Spend a little time around on-line auctions, flea markets, estate auctions or anyplace selling older “stuff” and you are likely to see many items described as “vintage” or “antique”. Look a little further and you will come across “primitive” and “collectible” almost as often. So if you are a little confused about the difference between vintage and antique or primitive and collectible, so are the rest of us! But don’t worry; these overused words are usually simply a marketing gimmick used to increase the perceived value of their items. Check out the following paragraphs for my interpretation of these overused words. I hope I can provide a little clarity.
I recently purchased a Martin model 72 fly reel from an on-line auction. This particular reel was sold originally in 1970 and is very well made but not overly rare. It was advertised as an “antique fly reel”. To tell you the truth, the “antique” description caught my attention. But, is this reel a genuine antique. The Latin definition antique is “old, ancient”. According to Wikipedia, “antique is an old collectible item, collected or desirable because of its age, beauty, rarity, condition, utility, etc.” So by this definition, many, many items can accurately be labeled antique. For what it is worth, many of my friends in the business use 100 years old as the benchmark required to be considered an antique.
You could easily argue that “vintage” is the new most overused word in the English language. If you doubt me, just do a search on any on-line auction for any item preceded by “vintage”. It seems many feel that any item over a few years old can be described as “vintage”. In reality, “vintage” refers to the year something originated or was made. For example, “a bottle of wine could be vintage 2002”. Or, “this fishing reel is vintage 1970”. But, it seems to be a more attractive item if it is simply labeled, “vintage fishing reel”, doesn’t it. Again, for what it is worth, many of my friends and industry experts use 50 – 100 years old as qualifying as vintage.
Collectibles are another issue altogether. It took many miles, many trips, and many dollars searching for “Beany Babies” (my wife’s) passion to come to grips with just what a collectible is or better yet, isn’t. It seems that anything made specifically for collecting is probably not a good collectable. Of course, there are exceptions to any rule but generally speaking; a good collectable is anything old, well made, and desirable. I am sure my wife would make you a good deal on some Beanie Babies!
I love “primitives”. I am not absolutely certain what they are but I am pretty sure my house is full of them.
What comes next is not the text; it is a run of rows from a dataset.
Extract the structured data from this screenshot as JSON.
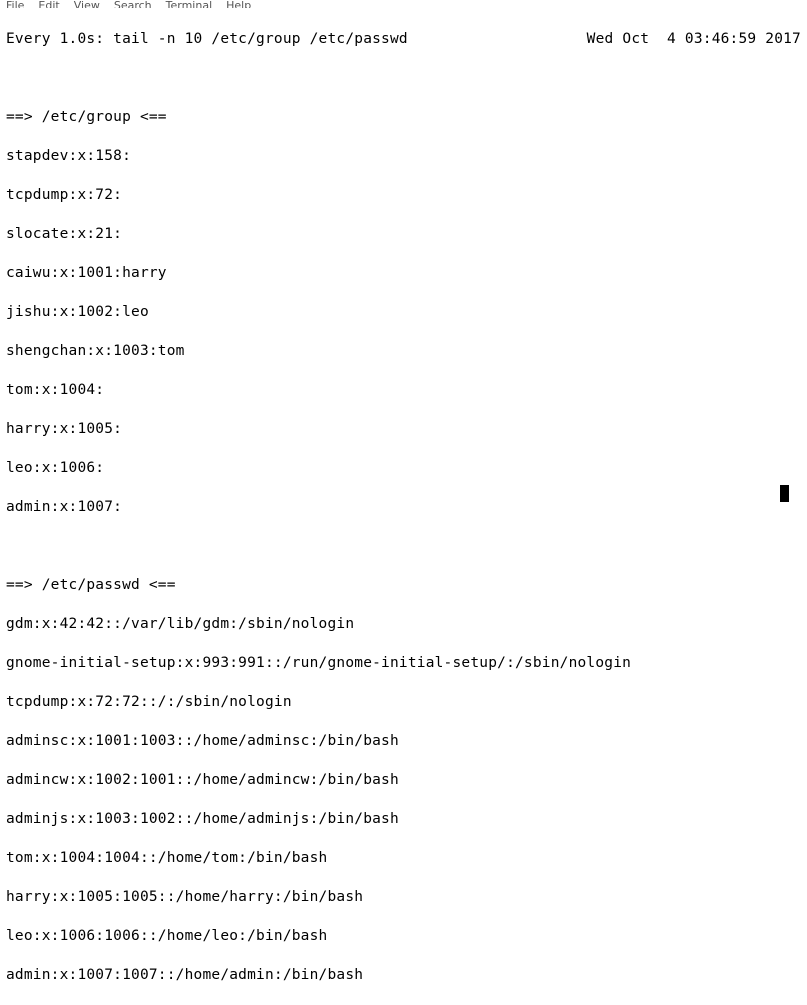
{
  "menu": {
    "file": "File",
    "edit": "Edit",
    "view": "View",
    "search": "Search",
    "terminal": "Terminal",
    "help": "Help"
  },
  "watch": {
    "prefix": "Every 1.0s: tail -n 10 /etc/group /etc/passwd",
    "timestamp": "Wed Oct  4 03:46:59 2017"
  },
  "group_header": "==> /etc/group <==",
  "group_lines": [
    "stapdev:x:158:",
    "tcpdump:x:72:",
    "slocate:x:21:",
    "caiwu:x:1001:harry",
    "jishu:x:1002:leo",
    "shengchan:x:1003:tom",
    "tom:x:1004:",
    "harry:x:1005:",
    "leo:x:1006:",
    "admin:x:1007:"
  ],
  "passwd_header": "==> /etc/passwd <==",
  "passwd_lines": [
    "gdm:x:42:42::/var/lib/gdm:/sbin/nologin",
    "gnome-initial-setup:x:993:991::/run/gnome-initial-setup/:/sbin/nologin",
    "tcpdump:x:72:72::/:/sbin/nologin",
    "adminsc:x:1001:1003::/home/adminsc:/bin/bash",
    "admincw:x:1002:1001::/home/admincw:/bin/bash",
    "adminjs:x:1003:1002::/home/adminjs:/bin/bash",
    "tom:x:1004:1004::/home/tom:/bin/bash",
    "harry:x:1005:1005::/home/harry:/bin/bash",
    "leo:x:1006:1006::/home/leo:/bin/bash",
    "admin:x:1007:1007::/home/admin:/bin/bash"
  ]
}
I think primitives make great collectibles before they are cool and are still pretty much readily available. My fairly unsophisticated definition of a primitive is a common, everyday household item that is old or very old. Yep, my house is full of them!